## Problem description
Among the lines below, copy each one in which "true" appears.

## Data extracts

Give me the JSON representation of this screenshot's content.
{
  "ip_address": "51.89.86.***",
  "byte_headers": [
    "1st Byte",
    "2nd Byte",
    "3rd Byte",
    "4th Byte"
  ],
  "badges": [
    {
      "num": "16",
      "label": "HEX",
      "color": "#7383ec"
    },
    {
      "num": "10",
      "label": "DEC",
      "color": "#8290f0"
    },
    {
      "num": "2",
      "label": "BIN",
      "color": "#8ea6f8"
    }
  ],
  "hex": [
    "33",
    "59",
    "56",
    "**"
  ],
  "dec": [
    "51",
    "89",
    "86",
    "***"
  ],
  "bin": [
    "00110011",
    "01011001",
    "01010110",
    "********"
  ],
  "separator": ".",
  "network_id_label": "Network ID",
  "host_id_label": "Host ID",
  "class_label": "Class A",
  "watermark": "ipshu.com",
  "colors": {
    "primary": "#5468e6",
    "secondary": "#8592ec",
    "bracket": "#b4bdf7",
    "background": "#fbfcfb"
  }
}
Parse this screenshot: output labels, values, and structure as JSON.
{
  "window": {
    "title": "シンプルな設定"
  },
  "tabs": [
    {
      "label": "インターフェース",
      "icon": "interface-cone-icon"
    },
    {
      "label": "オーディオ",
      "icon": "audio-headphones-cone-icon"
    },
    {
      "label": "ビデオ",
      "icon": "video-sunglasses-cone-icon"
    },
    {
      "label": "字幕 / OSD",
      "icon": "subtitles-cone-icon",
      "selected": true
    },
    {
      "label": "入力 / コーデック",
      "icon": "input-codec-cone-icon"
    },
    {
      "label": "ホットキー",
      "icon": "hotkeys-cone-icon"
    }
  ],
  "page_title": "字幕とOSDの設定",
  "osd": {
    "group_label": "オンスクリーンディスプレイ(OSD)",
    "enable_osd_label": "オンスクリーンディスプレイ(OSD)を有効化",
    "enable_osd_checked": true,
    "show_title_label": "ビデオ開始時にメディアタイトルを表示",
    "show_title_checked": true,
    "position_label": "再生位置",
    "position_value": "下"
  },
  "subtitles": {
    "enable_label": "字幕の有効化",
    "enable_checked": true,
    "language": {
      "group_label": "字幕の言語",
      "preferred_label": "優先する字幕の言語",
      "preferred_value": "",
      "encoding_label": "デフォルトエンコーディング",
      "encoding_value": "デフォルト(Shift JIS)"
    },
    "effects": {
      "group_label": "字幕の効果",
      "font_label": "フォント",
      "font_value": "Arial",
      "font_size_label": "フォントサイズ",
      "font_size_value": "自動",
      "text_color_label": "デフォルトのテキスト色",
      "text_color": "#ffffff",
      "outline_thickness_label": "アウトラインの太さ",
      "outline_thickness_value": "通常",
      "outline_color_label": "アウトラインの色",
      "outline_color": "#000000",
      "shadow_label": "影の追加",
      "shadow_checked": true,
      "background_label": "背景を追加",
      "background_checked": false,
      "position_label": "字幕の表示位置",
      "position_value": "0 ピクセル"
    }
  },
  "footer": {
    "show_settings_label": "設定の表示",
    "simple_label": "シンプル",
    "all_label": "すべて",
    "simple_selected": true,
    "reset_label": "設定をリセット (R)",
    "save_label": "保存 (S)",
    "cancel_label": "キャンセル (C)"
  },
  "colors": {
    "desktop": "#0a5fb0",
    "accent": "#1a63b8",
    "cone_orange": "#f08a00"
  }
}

## Answer to the exercise
      "selected": true
    "enable_osd_checked": true,
    "show_title_checked": true,
    "enable_checked": true,
      "shadow_checked": true,
    "simple_selected": true,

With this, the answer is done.